Task statement:
If a line of the data below contains the string "screenshot", count it, then state the total alone.

The data:
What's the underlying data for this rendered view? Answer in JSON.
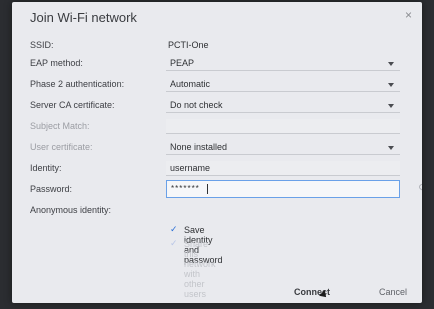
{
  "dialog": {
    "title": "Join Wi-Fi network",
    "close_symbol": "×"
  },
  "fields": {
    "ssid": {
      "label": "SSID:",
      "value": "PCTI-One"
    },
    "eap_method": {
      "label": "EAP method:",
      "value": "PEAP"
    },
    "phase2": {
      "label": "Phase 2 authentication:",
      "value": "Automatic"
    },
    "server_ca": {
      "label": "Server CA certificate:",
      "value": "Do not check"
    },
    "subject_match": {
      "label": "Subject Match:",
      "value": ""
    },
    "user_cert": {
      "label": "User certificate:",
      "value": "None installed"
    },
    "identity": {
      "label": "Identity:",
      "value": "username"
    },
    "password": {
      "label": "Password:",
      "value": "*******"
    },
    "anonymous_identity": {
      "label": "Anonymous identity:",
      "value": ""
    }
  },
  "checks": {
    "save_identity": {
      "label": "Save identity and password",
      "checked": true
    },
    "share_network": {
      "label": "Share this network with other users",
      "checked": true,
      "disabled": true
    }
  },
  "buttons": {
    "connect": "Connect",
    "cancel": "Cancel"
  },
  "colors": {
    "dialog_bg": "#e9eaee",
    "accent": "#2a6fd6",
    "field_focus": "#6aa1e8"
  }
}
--
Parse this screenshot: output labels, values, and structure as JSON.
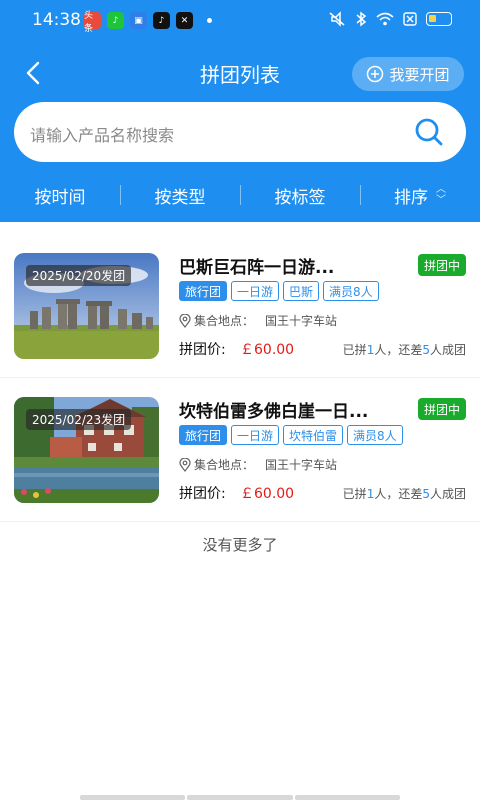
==
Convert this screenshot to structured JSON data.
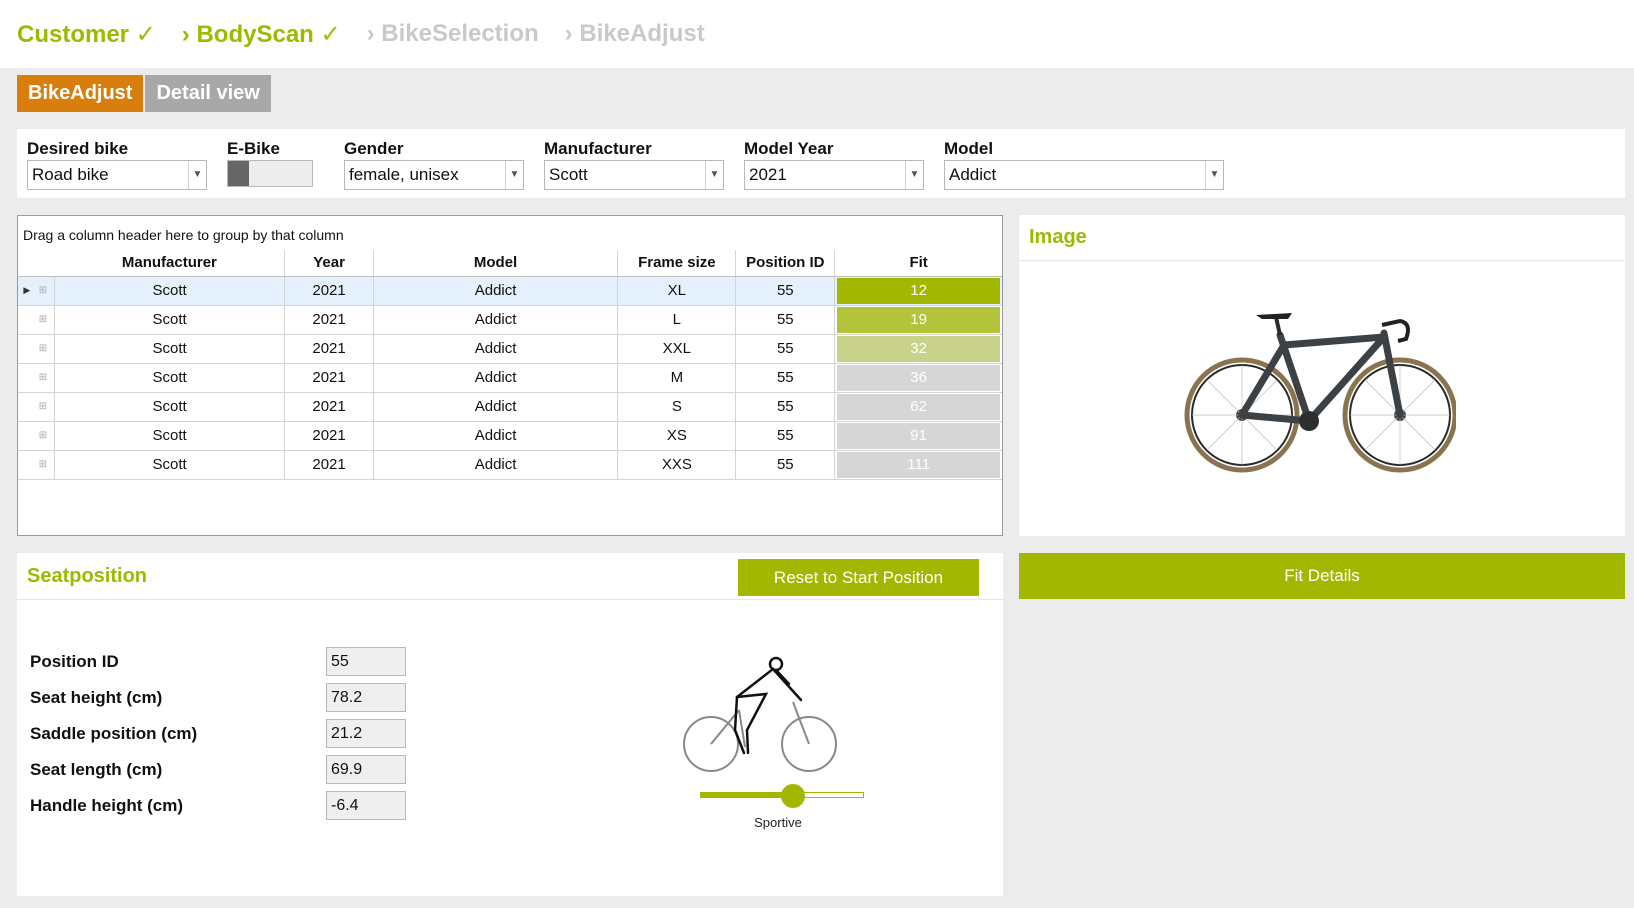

Written reply:
2